+++ Listed entries

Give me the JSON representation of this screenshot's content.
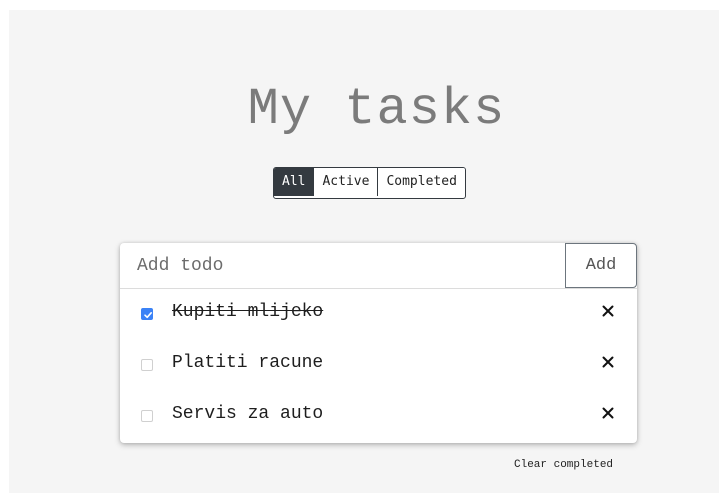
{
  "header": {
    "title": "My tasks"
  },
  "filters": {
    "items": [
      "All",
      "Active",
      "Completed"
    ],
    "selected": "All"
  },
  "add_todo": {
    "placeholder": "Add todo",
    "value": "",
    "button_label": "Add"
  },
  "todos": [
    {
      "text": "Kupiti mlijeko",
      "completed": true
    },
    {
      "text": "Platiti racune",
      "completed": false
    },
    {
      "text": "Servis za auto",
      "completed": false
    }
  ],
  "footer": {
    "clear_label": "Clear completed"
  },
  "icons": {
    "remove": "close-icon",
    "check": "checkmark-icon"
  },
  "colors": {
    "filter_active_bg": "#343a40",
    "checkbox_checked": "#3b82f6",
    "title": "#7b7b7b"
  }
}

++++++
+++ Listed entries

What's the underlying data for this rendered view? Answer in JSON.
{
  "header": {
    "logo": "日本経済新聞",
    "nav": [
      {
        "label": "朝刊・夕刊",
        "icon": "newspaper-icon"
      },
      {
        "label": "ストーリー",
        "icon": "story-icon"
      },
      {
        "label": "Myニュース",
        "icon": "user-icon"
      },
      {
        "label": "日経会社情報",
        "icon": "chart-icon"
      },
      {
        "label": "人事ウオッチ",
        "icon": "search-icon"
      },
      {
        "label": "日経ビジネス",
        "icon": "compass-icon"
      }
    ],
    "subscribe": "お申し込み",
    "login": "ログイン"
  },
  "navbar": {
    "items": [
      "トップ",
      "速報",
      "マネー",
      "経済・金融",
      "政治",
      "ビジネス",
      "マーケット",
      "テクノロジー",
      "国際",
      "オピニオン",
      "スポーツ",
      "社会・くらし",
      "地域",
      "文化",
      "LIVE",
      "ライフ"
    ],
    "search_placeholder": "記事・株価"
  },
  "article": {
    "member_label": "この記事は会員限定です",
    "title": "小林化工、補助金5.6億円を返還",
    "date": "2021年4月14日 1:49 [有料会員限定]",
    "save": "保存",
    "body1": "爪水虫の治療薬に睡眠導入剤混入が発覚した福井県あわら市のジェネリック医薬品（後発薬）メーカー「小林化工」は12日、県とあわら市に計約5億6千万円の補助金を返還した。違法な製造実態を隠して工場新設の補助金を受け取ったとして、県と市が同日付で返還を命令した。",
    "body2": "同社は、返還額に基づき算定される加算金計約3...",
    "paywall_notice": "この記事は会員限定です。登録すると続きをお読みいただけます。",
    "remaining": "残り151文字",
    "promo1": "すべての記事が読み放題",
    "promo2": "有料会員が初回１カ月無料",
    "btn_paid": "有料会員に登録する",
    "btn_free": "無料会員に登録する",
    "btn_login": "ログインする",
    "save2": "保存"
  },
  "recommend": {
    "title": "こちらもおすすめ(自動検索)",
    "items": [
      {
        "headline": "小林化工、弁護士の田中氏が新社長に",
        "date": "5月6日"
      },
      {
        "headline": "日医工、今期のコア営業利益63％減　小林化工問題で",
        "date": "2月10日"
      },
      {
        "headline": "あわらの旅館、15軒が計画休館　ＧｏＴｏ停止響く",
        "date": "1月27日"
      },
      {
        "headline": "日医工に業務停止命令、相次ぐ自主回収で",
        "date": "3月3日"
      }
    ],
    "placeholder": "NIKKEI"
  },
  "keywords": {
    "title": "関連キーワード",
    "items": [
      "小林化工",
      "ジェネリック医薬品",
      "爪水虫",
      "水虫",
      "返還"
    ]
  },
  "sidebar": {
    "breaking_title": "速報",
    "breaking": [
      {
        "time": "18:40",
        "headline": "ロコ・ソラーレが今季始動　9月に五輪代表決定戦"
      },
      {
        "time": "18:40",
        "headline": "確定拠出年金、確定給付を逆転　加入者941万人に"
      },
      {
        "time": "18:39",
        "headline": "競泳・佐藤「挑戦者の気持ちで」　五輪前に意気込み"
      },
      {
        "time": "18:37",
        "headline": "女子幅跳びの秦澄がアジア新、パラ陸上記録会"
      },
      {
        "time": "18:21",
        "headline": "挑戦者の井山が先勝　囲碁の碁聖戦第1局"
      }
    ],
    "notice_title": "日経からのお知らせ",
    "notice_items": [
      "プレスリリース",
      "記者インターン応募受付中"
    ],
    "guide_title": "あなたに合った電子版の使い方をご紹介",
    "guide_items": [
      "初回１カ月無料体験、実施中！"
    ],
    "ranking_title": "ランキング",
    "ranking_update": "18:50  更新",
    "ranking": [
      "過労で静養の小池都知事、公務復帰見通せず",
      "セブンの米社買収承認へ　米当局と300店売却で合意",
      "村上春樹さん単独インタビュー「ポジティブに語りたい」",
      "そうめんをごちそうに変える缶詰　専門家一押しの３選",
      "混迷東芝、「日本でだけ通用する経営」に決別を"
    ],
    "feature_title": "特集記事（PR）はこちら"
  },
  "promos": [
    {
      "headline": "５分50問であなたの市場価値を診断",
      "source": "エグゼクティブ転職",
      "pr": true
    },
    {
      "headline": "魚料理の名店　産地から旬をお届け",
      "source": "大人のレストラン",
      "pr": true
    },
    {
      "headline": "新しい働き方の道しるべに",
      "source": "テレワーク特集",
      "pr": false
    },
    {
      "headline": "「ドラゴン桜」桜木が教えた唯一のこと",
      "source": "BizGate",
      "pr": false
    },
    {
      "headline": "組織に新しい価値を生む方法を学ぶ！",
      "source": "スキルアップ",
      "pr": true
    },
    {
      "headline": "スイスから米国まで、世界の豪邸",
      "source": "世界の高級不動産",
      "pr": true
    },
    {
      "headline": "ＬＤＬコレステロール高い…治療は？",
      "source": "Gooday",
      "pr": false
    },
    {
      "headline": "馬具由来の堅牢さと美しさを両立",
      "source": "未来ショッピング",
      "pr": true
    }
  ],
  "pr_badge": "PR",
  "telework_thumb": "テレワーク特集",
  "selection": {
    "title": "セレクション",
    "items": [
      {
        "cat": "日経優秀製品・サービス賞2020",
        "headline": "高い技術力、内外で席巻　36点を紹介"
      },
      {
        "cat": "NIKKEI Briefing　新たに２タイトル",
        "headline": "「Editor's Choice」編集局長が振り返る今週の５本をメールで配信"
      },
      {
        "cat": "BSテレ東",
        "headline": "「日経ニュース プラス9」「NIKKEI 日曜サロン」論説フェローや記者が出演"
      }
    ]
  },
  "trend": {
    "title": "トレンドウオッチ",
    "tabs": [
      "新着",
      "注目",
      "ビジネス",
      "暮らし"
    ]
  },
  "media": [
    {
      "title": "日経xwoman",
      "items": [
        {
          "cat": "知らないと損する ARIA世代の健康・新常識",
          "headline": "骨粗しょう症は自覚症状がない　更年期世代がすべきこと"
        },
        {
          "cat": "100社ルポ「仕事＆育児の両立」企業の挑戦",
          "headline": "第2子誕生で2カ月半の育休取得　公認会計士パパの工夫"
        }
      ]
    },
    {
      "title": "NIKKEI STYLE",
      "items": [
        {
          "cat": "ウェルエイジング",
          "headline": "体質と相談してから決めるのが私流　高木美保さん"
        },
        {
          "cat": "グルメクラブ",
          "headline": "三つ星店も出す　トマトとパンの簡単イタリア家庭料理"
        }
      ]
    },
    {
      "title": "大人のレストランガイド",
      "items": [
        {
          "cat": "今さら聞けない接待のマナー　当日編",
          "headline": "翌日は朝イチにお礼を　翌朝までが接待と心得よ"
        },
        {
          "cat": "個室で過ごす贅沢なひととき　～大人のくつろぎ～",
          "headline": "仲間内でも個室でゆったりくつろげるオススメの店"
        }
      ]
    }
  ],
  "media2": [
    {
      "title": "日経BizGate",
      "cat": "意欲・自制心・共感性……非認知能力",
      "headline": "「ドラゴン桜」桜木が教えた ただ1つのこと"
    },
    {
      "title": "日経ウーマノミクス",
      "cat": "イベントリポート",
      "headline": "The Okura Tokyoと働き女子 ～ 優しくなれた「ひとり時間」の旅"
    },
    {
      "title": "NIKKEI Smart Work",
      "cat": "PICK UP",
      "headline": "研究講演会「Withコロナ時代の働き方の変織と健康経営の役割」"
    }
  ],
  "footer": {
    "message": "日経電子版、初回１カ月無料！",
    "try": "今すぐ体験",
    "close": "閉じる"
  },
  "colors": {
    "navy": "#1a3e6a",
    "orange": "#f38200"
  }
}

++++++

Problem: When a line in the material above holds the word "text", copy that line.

Reply:
      "text": "Kupiti mlijeko",
      "text": "Platiti racune",
      "text": "Servis za auto",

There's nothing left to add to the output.